Since real pearls are harvested from the bottom of the seas and ocean and are fully organic, they should retain a lower temperature, irrespective of the weather. Whereas, as expected, the large bulk of fake pearls will most definitely feel warmer and remain at room temperature at all times. On the other hand, real pearls may initially feel chilly but will adapt to your body temperature once worn. Some very high-quality glass imitation pearls on the market may mimic the thermic qualities of genuine pearls.
Inspect the drill holes
Real pearl drill holes are often relatively tiny; however, fake pearl drill holes are frequently bigger. Under magnification, the coating surrounding the drill holes of artificial pearls is often thin and lustrous. Flakes or damaged coating surrounding drill holes are standard and will ultimately peel off.
How Much Are Freshwater Pearl Jewelries Worth
The value of freshwater pearls is determined by their quality, weight, color, shape, surface, size, and luster. Depending on these criteria, these may range in value from $50 to $2000. These pearls are well known for their low cost. The following are the average prices of different types of pearl jewelry:
● Freshwater Pearl Necklaces: $250 - $5,000+
● Freshwater Pearl Earrings: $99 - $500+

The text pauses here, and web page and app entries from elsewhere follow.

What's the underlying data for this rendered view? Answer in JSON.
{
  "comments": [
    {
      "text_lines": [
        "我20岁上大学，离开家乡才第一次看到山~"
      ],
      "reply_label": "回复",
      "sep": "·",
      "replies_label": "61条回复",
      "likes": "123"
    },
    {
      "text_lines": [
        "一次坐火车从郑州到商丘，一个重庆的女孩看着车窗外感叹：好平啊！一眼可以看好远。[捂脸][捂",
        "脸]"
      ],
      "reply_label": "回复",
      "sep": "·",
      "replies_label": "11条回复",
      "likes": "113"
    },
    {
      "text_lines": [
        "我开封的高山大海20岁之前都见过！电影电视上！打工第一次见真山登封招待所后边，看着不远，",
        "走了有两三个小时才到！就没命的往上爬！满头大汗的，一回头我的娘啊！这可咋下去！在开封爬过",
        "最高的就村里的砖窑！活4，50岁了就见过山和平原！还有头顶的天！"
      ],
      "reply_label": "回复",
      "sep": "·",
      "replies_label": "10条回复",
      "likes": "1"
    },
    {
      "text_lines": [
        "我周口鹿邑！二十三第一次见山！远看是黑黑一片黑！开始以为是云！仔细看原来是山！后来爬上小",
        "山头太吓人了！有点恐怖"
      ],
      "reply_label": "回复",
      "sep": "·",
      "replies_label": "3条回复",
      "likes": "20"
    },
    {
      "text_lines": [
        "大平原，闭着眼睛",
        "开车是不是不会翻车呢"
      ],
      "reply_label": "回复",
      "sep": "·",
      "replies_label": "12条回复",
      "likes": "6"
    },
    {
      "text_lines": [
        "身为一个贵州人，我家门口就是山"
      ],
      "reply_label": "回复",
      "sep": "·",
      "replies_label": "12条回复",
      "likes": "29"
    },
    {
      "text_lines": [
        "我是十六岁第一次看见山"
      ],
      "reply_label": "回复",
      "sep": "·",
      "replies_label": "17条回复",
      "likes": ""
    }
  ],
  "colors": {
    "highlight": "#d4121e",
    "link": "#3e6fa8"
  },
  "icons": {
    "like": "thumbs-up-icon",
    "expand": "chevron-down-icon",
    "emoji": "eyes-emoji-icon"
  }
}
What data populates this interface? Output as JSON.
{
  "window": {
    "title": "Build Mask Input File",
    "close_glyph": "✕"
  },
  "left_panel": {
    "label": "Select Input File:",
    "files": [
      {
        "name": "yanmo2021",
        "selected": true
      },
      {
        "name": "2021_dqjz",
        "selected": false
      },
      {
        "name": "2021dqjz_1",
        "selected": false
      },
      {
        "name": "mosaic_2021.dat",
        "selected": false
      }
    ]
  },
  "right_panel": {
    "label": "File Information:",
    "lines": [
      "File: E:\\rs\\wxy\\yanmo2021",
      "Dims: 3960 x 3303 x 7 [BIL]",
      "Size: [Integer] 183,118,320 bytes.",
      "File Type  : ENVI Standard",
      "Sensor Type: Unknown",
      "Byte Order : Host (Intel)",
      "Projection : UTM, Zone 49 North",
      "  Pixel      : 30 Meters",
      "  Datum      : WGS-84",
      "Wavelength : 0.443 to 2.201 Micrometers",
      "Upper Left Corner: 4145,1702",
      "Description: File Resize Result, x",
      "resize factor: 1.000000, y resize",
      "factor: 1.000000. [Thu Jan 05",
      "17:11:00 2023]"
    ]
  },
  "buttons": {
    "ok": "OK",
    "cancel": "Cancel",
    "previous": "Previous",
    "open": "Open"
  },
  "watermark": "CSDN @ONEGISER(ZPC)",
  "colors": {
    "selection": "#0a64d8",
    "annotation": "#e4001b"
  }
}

● Freshwater Pearl Bracelets: $139 - $600+
● Freshwater Pearl Jewelry Sets: $499 - $2,000+
● Freshwater Pearl Rings: $550 - $1,500
Freshwater pearl grading guide
How to Care For Real Freshwater Pearl Jewelry
The key to keeping the brilliance of your pearls is to learn how to care for them. Pearls can be damaged by harsh chemicals in cosmetics, cleaning goods, and hair styling tools, so it's better to keep them before using them. Pearls are also susceptible to the toxins present in sweat. To avoid damage, clean off your pearls after wearing them for the day with a gentle cloth.
Another fantastic approach to keep your pearl necklaces and bracelets appearing their best is to have them expertly restrung regularly, depending on how often you use them. When you restring your pearls, you ensure that the knots are new, secure, and won't tear.
Finally, instead of hanging your necklaces on a hanger, place them flat in your jewelry box; this will prevent the silk knotting from stretching out between the pearls. The pearl's surface can be easily scratched by other jewelry, so keep it away from anything with sharp metal parts.
Buy freshwater pearls if you're new to the world of pearls, want to gift a pearl necklace to a younger lady, or you'd like a pearl that you can wear at all times. Freshwater pearls' inexpensive pricing and range of hues enable pearl collectors worldwide to try new themes, pearl design styles, and unique designs without spending much money.